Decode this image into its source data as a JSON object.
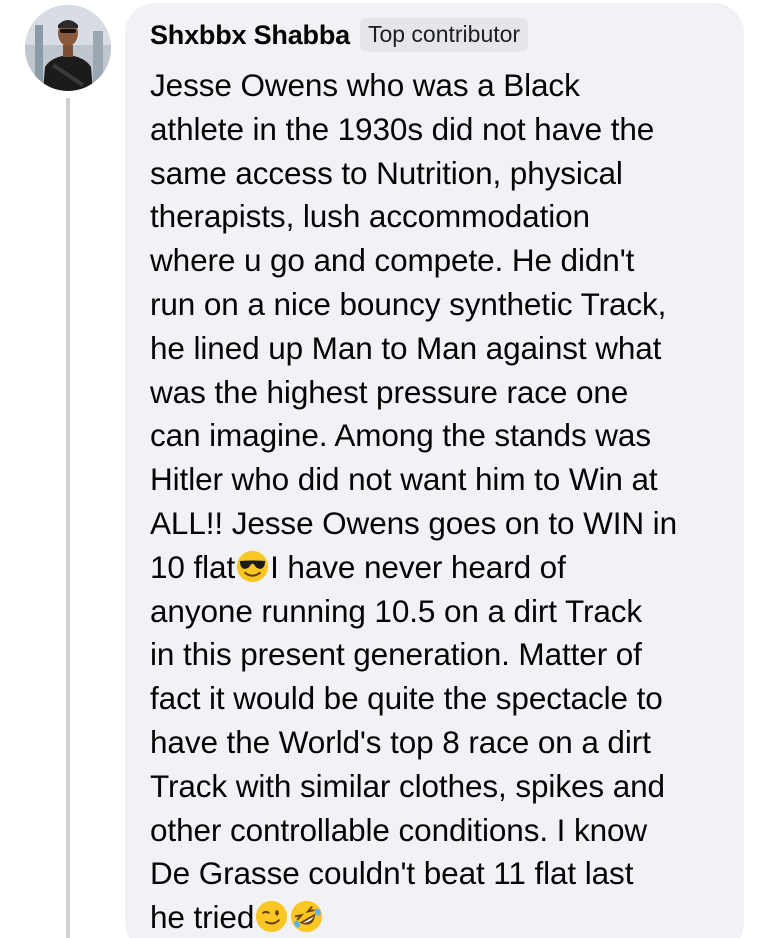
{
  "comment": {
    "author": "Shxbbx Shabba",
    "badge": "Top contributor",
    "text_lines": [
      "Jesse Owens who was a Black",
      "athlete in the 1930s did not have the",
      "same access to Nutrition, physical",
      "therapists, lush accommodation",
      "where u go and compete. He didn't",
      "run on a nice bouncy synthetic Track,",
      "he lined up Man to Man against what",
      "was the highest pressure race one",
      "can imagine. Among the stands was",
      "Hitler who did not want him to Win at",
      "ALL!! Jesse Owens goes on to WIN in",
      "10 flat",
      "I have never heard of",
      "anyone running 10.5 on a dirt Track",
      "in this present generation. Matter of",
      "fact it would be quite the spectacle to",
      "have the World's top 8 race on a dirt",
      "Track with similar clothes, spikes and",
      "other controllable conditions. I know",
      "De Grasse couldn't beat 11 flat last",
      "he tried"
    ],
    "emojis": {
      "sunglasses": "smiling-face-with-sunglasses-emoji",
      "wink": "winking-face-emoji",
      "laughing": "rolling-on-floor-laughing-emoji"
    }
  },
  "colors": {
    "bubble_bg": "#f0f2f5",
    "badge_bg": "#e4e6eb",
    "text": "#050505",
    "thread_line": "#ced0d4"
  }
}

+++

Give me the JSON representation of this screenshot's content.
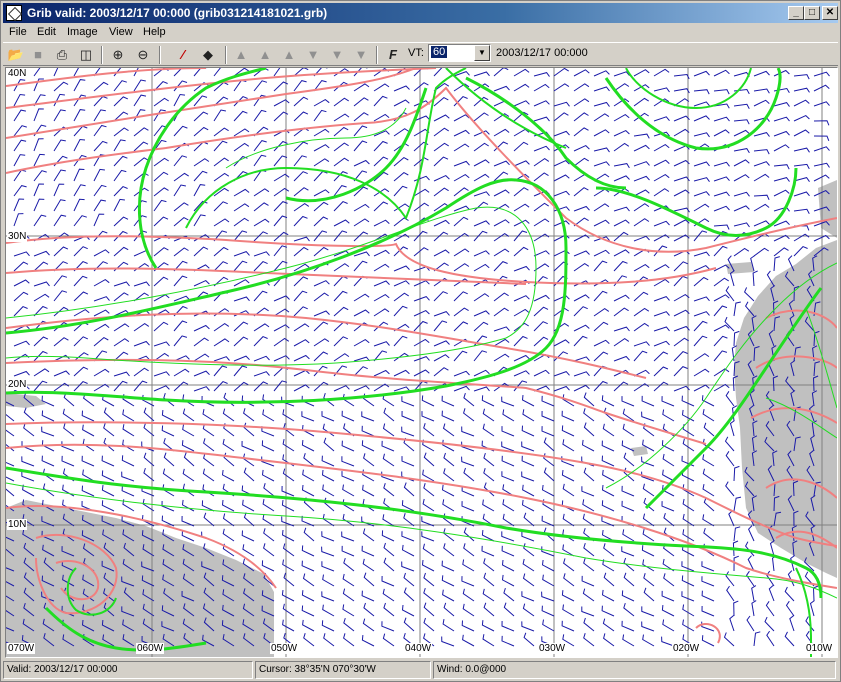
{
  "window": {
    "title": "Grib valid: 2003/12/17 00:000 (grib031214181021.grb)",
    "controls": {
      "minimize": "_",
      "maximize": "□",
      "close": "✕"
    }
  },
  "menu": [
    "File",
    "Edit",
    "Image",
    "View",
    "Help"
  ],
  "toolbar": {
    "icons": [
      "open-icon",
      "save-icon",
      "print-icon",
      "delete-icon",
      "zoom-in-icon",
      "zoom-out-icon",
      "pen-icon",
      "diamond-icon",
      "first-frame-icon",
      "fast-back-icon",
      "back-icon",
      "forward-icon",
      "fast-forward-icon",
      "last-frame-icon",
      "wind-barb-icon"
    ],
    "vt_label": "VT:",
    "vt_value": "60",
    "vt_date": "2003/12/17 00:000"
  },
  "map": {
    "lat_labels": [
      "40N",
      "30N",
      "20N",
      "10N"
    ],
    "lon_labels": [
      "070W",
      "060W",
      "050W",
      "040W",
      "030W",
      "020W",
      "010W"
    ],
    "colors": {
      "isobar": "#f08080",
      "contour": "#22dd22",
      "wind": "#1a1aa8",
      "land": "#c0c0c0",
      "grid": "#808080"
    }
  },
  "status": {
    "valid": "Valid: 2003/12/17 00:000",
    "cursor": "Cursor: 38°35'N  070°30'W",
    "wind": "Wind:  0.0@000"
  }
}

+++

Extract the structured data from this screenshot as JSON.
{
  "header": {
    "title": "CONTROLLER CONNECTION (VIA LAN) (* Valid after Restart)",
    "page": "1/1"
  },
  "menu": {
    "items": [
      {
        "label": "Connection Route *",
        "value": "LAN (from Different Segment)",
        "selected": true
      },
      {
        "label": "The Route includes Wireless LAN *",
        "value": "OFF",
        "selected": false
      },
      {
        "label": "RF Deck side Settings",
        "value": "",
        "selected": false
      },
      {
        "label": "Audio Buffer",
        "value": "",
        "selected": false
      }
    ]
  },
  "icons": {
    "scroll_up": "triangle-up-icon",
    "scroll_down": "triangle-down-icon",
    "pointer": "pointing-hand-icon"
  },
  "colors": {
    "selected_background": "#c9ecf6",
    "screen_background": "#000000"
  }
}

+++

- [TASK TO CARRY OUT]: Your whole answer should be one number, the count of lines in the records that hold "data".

- [EXERCISE RESULT]: 2